Unlike the other authors that you have read over the past few weeks, Dennett gives attempts to give a strictly empirical account of ‘self’. For Daniel Dennett, accounting for phenomena (objects or events experienced in reality) is a matter of reduction to natural facts. When philosophers say all experience in reality is reducible to physical facts, we say that this is a physicalist account of the world. Dennett’s particular line of reasoning is an extreme form of physicalism, where if there is some phenomena that cannot be accounted without appealing to non-physical facts, then it stands to reason that the phenomena in question does not exist (or that it has been accounted for it incorrectly.) Hence, Dennett’s position in the philosophy of mind and cognitive science is what is known as material eliminativism. However, Dennett’s account approaches the notion of self from a perspective of evolutionary biology, and Dennett believes that an account of the self can be given in a way that develops from physical facts.
First, briefly lay out Dennett’s account of the self as it constructed through a narrative. What might this narrative structure mean for a person that has multiple personality disorder? Second, give a brief comparison with James Giles ‘no-self theory’ that you read last week. Finally, and following from your responses to the two previous questions, should a person prefer Giles’ or Dennett’s account of the self? Provide reasons for your decision and list some possible advantages, and disadvantages, of your choice.

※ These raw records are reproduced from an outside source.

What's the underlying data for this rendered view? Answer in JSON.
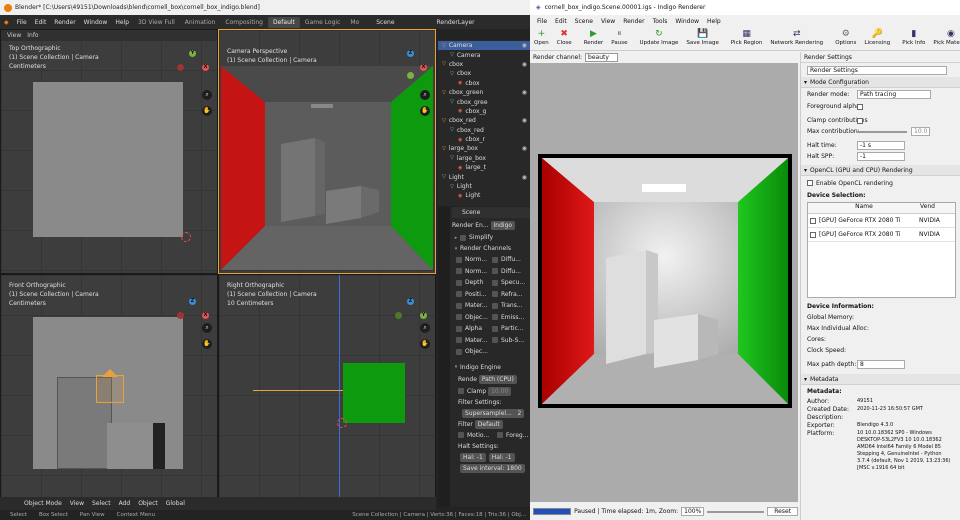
{
  "blender": {
    "title": "Blender* [C:\\Users\\49151\\Downloads\\blend\\cornell_box\\cornell_box_indigo.blend]",
    "menu": [
      "File",
      "Edit",
      "Render",
      "Window",
      "Help"
    ],
    "workspaces": [
      "3D View Full",
      "Animation",
      "Compositing",
      "Default",
      "Game Logic",
      "Mo"
    ],
    "scene": "Scene",
    "renderlayer": "RenderLayer",
    "vp_menu": [
      "View",
      "Info"
    ],
    "views": [
      {
        "title": "Top Orthographic",
        "sub": "(1) Scene Collection | Camera",
        "unit": "Centimeters"
      },
      {
        "title": "Camera Perspective",
        "sub": "(1) Scene Collection | Camera",
        "unit": ""
      },
      {
        "title": "Front Orthographic",
        "sub": "(1) Scene Collection | Camera",
        "unit": "Centimeters"
      },
      {
        "title": "Right Orthographic",
        "sub": "(1) Scene Collection | Camera",
        "unit": "10 Centimeters"
      }
    ],
    "outliner": [
      {
        "name": "Camera",
        "lvl": 0
      },
      {
        "name": "Camera",
        "lvl": 1
      },
      {
        "name": "cbox",
        "lvl": 0
      },
      {
        "name": "cbox",
        "lvl": 1
      },
      {
        "name": "cbox",
        "lvl": 2
      },
      {
        "name": "cbox_green",
        "lvl": 0
      },
      {
        "name": "cbox_gree",
        "lvl": 1
      },
      {
        "name": "cbox_g",
        "lvl": 2
      },
      {
        "name": "cbox_red",
        "lvl": 0
      },
      {
        "name": "cbox_red",
        "lvl": 1
      },
      {
        "name": "cbox_r",
        "lvl": 2
      },
      {
        "name": "large_box",
        "lvl": 0
      },
      {
        "name": "large_box",
        "lvl": 1
      },
      {
        "name": "large_t",
        "lvl": 2
      },
      {
        "name": "Light",
        "lvl": 0
      },
      {
        "name": "Light",
        "lvl": 1
      },
      {
        "name": "Light",
        "lvl": 2
      }
    ],
    "props_scene": "Scene",
    "render_engine_lbl": "Render En...",
    "render_engine": "Indigo",
    "simplify": "Simplify",
    "render_channels": "Render Channels",
    "channels": [
      [
        "Norm...",
        "Diffu..."
      ],
      [
        "Norm...",
        "Diffu..."
      ],
      [
        "Depth",
        "Specu..."
      ],
      [
        "Positi...",
        "Refra..."
      ],
      [
        "Mater...",
        "Trans..."
      ],
      [
        "Objec...",
        "Emiss..."
      ],
      [
        "Alpha",
        "Partic..."
      ],
      [
        "Mater...",
        "Sub-S..."
      ],
      [
        "Objec...",
        ""
      ]
    ],
    "indigo_engine": "Indigo Engine",
    "render_lbl": "Rende",
    "render_mode": "Path (CPU)",
    "clamp": "Clamp",
    "clamp_val": "10.00",
    "filter_settings": "Filter Settings:",
    "supersample": "Supersamplel...",
    "supersample_val": "2",
    "filter_lbl": "Filter",
    "filter": "Default",
    "motion": "Motio...",
    "foreg": "Foreg...",
    "halt_settings": "Halt Settings:",
    "halt1": "Hal: -1",
    "halt2": "Hal: -1",
    "save_interval": "Save interval: 1800",
    "bottom": [
      "Object Mode",
      "View",
      "Select",
      "Add",
      "Object",
      "Global"
    ],
    "status": [
      "Select",
      "Box Select",
      "Pan View",
      "Context Menu"
    ],
    "status_right": "Scene Collection | Camera | Verts:36 | Faces:18 | Tris:36 | Obj..."
  },
  "indigo": {
    "title": "cornell_box_indigo.Scene.00001.igs - Indigo Renderer",
    "menu": [
      "File",
      "Edit",
      "Scene",
      "View",
      "Render",
      "Tools",
      "Window",
      "Help"
    ],
    "tools": [
      {
        "icon": "+",
        "label": "Open",
        "c": "#2a9d2a"
      },
      {
        "icon": "✖",
        "label": "Close",
        "c": "#d33"
      },
      {
        "icon": "▶",
        "label": "Render",
        "c": "#2a9d2a"
      },
      {
        "icon": "⏸",
        "label": "Pause",
        "c": "#888"
      },
      {
        "icon": "↻",
        "label": "Update Image",
        "c": "#2a9d2a"
      },
      {
        "icon": "💾",
        "label": "Save Image",
        "c": "#336"
      },
      {
        "icon": "▦",
        "label": "Pick Region",
        "c": "#336"
      },
      {
        "icon": "⇄",
        "label": "Network Rendering",
        "c": "#336"
      },
      {
        "icon": "⚙",
        "label": "Options",
        "c": "#666"
      },
      {
        "icon": "🔑",
        "label": "Licensing",
        "c": "#c90"
      },
      {
        "icon": "▮",
        "label": "Pick Info",
        "c": "#336"
      },
      {
        "icon": "◉",
        "label": "Pick Material",
        "c": "#336"
      }
    ],
    "render_channel_lbl": "Render channel:",
    "render_channel": "beauty",
    "status_text": "Paused | Time elapsed: 1m,   Zoom:",
    "zoom": "100%",
    "reset": "Reset",
    "panel_title": "Render Settings",
    "settings_select": "Render Settings",
    "mode_cfg": "Mode Configuration",
    "render_mode_lbl": "Render mode:",
    "render_mode": "Path tracing",
    "fg_alpha": "Foreground alpha",
    "clamp_contrib": "Clamp contributions",
    "max_contrib": "Max contribution:",
    "max_contrib_val": "10.0",
    "halt_time": "Halt time:",
    "halt_time_val": "-1 s",
    "halt_spp": "Halt SPP:",
    "halt_spp_val": "-1",
    "opencl": "OpenCL (GPU and CPU) Rendering",
    "enable_opencl": "Enable OpenCL rendering",
    "dev_sel": "Device Selection:",
    "col_name": "Name",
    "col_vendor": "Vend",
    "devices": [
      {
        "name": "[GPU] GeForce RTX 2080 Ti",
        "vendor": "NVIDIA"
      },
      {
        "name": "[GPU] GeForce RTX 2080 Ti",
        "vendor": "NVIDIA"
      }
    ],
    "dev_info": "Device Information:",
    "global_mem": "Global Memory:",
    "max_alloc": "Max Individual Alloc:",
    "cores": "Cores:",
    "clock": "Clock Speed:",
    "max_depth": "Max path depth:",
    "max_depth_val": "8",
    "metadata": "Metadata",
    "metadata_h": "Metadata:",
    "meta": [
      [
        "Author:",
        "49151"
      ],
      [
        "Created Date:",
        "2020-11-23 16:50:57 GMT"
      ],
      [
        "Description:",
        ""
      ],
      [
        "Exporter:",
        "Blendigo 4.3.0"
      ],
      [
        "Platform:",
        "10 10.0.18362 SP0 - Windows DESKTOP-53L2FV3 10 10.0.18362 AMD64 Intel64 Family 6 Model 85 Stepping 4, GenuineIntel - Python 3.7.4 (default, Nov 1 2019, 13:23:36) [MSC v.1916 64 bit"
      ]
    ]
  },
  "colors": {
    "red": "#c41414",
    "green": "#0e9a0e",
    "blender_orange": "#e87d0d"
  }
}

Required Reading: Daniel C. Dennett, “The Origins of Selves”
Recommended Reading: There are number of T.E.D. (Technology, Education, Design) talks available on YouTube that will be of interest to you. Here is Dennett’s TED talk on the problem consciousness à <https://www.youtube.com/watch?v=fjbWr3ODbAo (Links to an external site.)Links to an external site.>This video should help you acquire some needed perspective.
Stanford Encyclopedia Article on “Physicalism” < http://plato.stanford.edu/entries/physicalism/ (Links to an external site.)Links to an external site.> – Introduction & Sections 1, 2, 10, 11, & 12 will be helpful.
Remember: A reasoned response consists of more than one words responses or simple agreement with the author of the article or post you are responding to. Please cite all passages in the text (including page number) and cite all outside information according to MLA guidelines. Your answer should have AT LEAST 3 responses (possibly more), aside from your original post.
Place an order in 3 easy steps. Takes less than 5 mins.